Error
  • JUser::_load: Unable to load user with id: 79
June 01, 2010

OSE feels the heat in Greek meltdown

Written by 
  • Print
  • Email
With debts of nearly €10 billion, Hellenic Railways Organisation (OSE) has come under international scrutiny for its role in the Greek economic crisis. Keith Barrow examines how easy credit has sustained a spiral of inefficiency at OSE that looks set to end in drastic corrective measures.
 
THIS month the Greek government is expected to release a revised recovery plan detailing how it will rescue debt-ridden OSE, an organisation which traditionally has accounted for more than 0.3% of the entire Greek budget deficit.

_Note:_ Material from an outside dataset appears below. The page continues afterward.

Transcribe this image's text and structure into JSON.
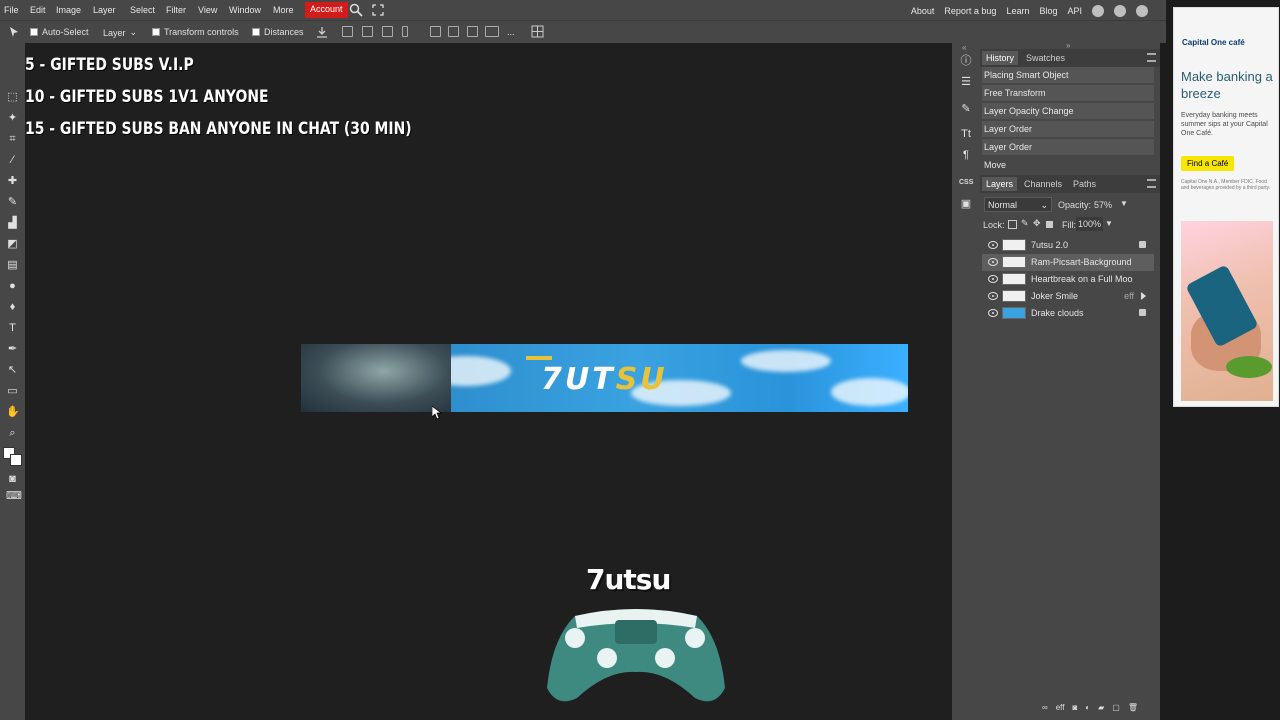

Greece's public sector debt is reportedly nudging €300 billion. Included in this figure is around €26 billion of debt from publicly-owned bodies, equivalent to roughly 10.9% of GDP. Around 40% of these debts are owed by OSE. In the past, these bodies have been encouraged to take out bank loans guaranteed by the government, usually with a higher rate of interest than if the government had borrowed the money and then redistributed the funds as subsidy. As these obligations have been assumed by the state, they have become a key issue in the broader debt crisis, and how OSE manages its deficit is therefore coming under close international examination.

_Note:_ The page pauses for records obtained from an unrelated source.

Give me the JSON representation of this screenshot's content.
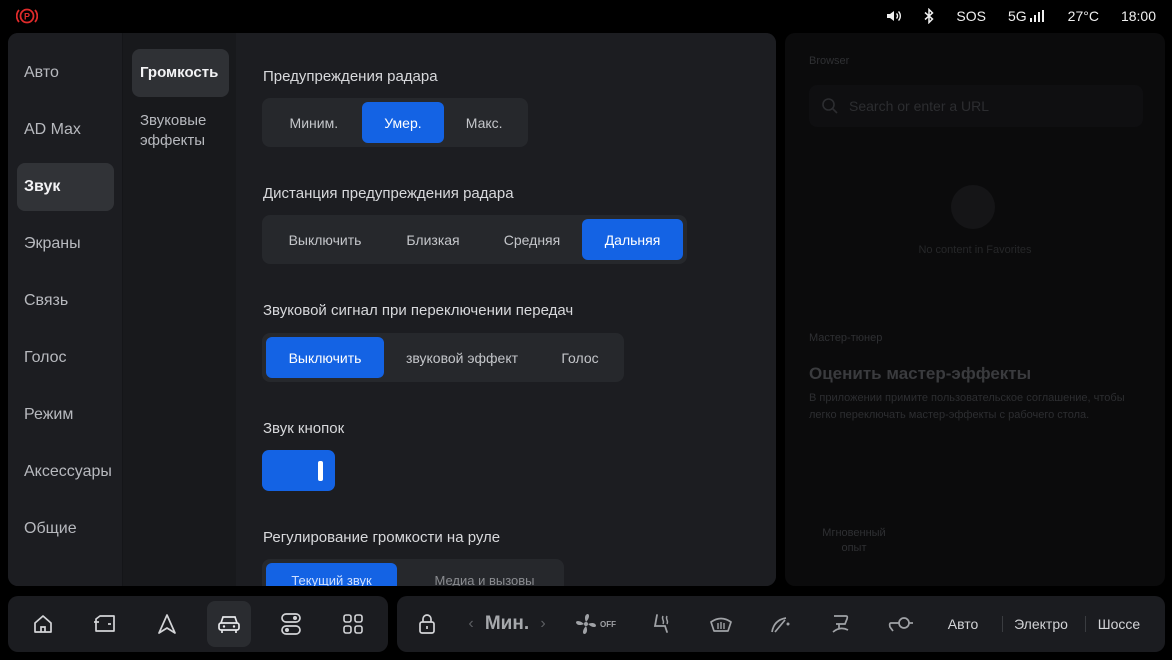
{
  "status": {
    "sos": "SOS",
    "network": "5G",
    "temperature": "27°C",
    "time": "18:00"
  },
  "nav_primary": [
    {
      "label": "Авто",
      "active": false
    },
    {
      "label": "AD Max",
      "active": false
    },
    {
      "label": "Звук",
      "active": true
    },
    {
      "label": "Экраны",
      "active": false
    },
    {
      "label": "Связь",
      "active": false
    },
    {
      "label": "Голос",
      "active": false
    },
    {
      "label": "Режим",
      "active": false
    },
    {
      "label": "Аксессуары",
      "active": false
    },
    {
      "label": "Общие",
      "active": false
    }
  ],
  "nav_secondary": [
    {
      "label": "Громкость",
      "active": true
    },
    {
      "label": "Звуковые эффекты",
      "active": false
    }
  ],
  "sections": {
    "radar_warning": {
      "title": "Предупреждения радара",
      "options": [
        "Миним.",
        "Умер.",
        "Макс."
      ],
      "selected": "Умер."
    },
    "radar_distance": {
      "title": "Дистанция предупреждения радара",
      "options": [
        "Выключить",
        "Близкая",
        "Средняя",
        "Дальняя"
      ],
      "selected": "Дальняя"
    },
    "gear_sound": {
      "title": "Звуковой сигнал при переключении передач",
      "options": [
        "Выключить",
        "звуковой эффект",
        "Голос"
      ],
      "selected": "Выключить"
    },
    "button_sound": {
      "title": "Звук кнопок",
      "enabled": true
    },
    "wheel_volume": {
      "title": "Регулирование громкости на руле",
      "options": [
        "Текущий звук",
        "Медиа и вызовы"
      ]
    }
  },
  "right_panel": {
    "browser_label": "Browser",
    "search_placeholder": "Search or enter a URL",
    "empty_text": "No content in Favorites",
    "tuner_label": "Мастер-тюнер",
    "tuner_title": "Оценить мастер-эффекты",
    "tuner_desc": "В приложении примите пользовательское соглашение, чтобы легко переключать мастер-эффекты с рабочего стола.",
    "instant_label": "Мгновенный опыт"
  },
  "dock": {
    "apps": [
      "home-icon",
      "car-door-icon",
      "navigation-icon",
      "car-icon",
      "toggles-icon",
      "apps-grid-icon"
    ],
    "active_app": "car-icon",
    "fan_speed": "Мин.",
    "fan_state": "OFF",
    "modes": [
      "Авто",
      "Электро",
      "Шоссе"
    ]
  },
  "colors": {
    "accent": "#1463e4",
    "panel": "#1c1d21",
    "background": "#000000",
    "brake_warning": "#e02b2b"
  }
}
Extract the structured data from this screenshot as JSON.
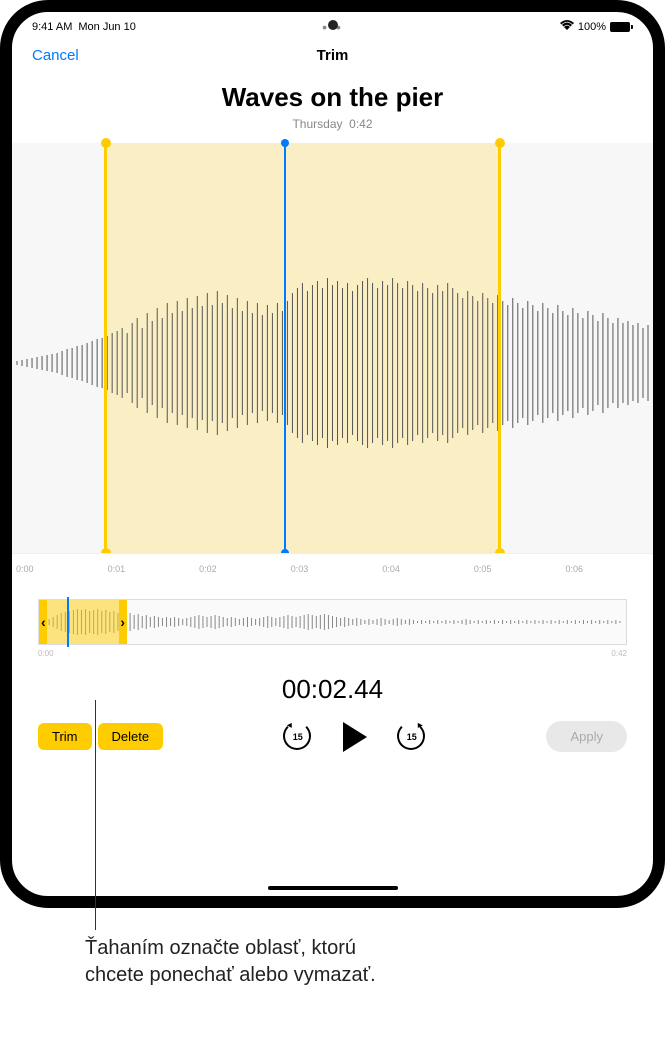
{
  "status_bar": {
    "time": "9:41 AM",
    "date": "Mon Jun 10",
    "battery_label": "100%"
  },
  "nav": {
    "cancel": "Cancel",
    "title": "Trim"
  },
  "recording": {
    "title": "Waves on the pier",
    "day": "Thursday",
    "duration": "0:42"
  },
  "ruler": {
    "t0": "0:00",
    "t1": "0:01",
    "t2": "0:02",
    "t3": "0:03",
    "t4": "0:04",
    "t5": "0:05",
    "t6": "0:06"
  },
  "overview": {
    "start": "0:00",
    "end": "0:42"
  },
  "timecode": "00:02.44",
  "buttons": {
    "trim": "Trim",
    "delete": "Delete",
    "skip_back": "15",
    "skip_forward": "15",
    "apply": "Apply"
  },
  "callout": "Ťahaním označte oblasť, ktorú chcete ponechať alebo vymazať."
}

A cursory glance at OSE's finances reveals an organisation that was already in dire straits before the economic downturn hit. The company's debt trebled between 2002 and 2008 and by the end of last year total accumulated debts had reached €9.5 billion. Total turnover in 2008 was just €195.6 million, a figure dwarfed by the €428 million cost of servicing debt and a €274.2 million wage bill.
ose.jpg
Staff costs have risen quickly in recent years. Between 2003 and 2008 the total wage bill for OSE and train operating company Trainose (a subsidiary of OSE since 2005 and now an independent state-owned company) rose from €240 million to €440 million, even though the workforce fell by 2200 to 9200 employees.

As OSE's debts were effectively gold-plated with a government guarantee, banks were only too willing to lend, yet it is unclear exactly who had ultimate responsibility for the debt the railway was accumulating. Last year a commission set up by the Finance Ministry found that while the government was responsible for guaranteeing OSE's debts, the figures were not present on the government balance sheet.

In April, OSE came under the scrutiny of a joint team from the European Commission, European Central Bank, and International Monetary Fund (IMF), which is negotiating with the Greek government over what measures need to be taken in the next three years under a European Union aid package. According to the daily Kathimerini newspaper, this group of officials visited the Infrastructure Ministry for a briefing on the government's forthcoming OSE reform plan.

The draft plan is expected to consider the individual business cases of all lines except the core Athens - Thessaloniki main line and Athens suburban network, and could stipulate closure of lines where revenues have covered less than 40% of operating costs over the last three years. On large parts of the metre-gauge Peloponnese network this figure is closer to 20% (partly because more than half of the train fleet is out of service, leading to mass cancellations), while on the Thessaloniki - Kozani line it is around 30%.

Wherever the IMF has intervened in ailing economies over the last 60 years, it has tended to prescribe large-scale privatisation of state-owned companies as a prerequisite of any bail out. Greece looks set to follow a similar path and the government has already set out a privatisation programme which it hopes will raise €2.5 billion this year alone.

One company on the shortlist is Trainose, 49% of which will be sold to a strategic partner with the government remaining the majority shareholder. Trainose's accounts were separated from OSE in 2007, when it was freed from any debt obligations, but last year it made a loss of around €250 million. The Transport Ministry installed a new CEO at Trainose in February and the company is planning to restructure its operations with the aim of becoming profitable. It is also likely to take over train maintenance from OSE.

Other parts of OSE could be hived off under the government's reform plan, but even in the most optimistic scenario, the sale of subsidiaries is unlikely to have a significant impact on OSE's vast debts. Opportunities to tackle the deficit through asset sales may also be limited. The railway estimates its fixed asset value to be around €12.6 billion, but most of this is accounted for by core infrastructure.

A reform plan that proposes privatisation and cutbacks is likely to be met with a hostile response from unions which are already venting their fury at the Greek government over the dire economic situation. The country's railways ground to a halt as part of a general strike on May 5 and again on May 20. Further stoppages are expected as more details of the government's austerity plan emerge.

A succession of ministers has vowed to tackle the chronic inefficiency of the railway (IRJ September 2008 p10), but behind the rhetoric the problems continued to mushroom into a fully-fledged crisis that now appears well beyond the grasp of both the government and OSE management. Lenders that were once so keen to cash in on the company's appetite for debt have long since fled, and with its principal lines of finance severed, OSE's plans to invest €9.3 billion between 2008 and 2017 have faded into the stark reality that the network could shrink in the ruthless austerity drive Greece now faces.

Get the latest rail news

IRJ Rail Brief newsletter covers global railway news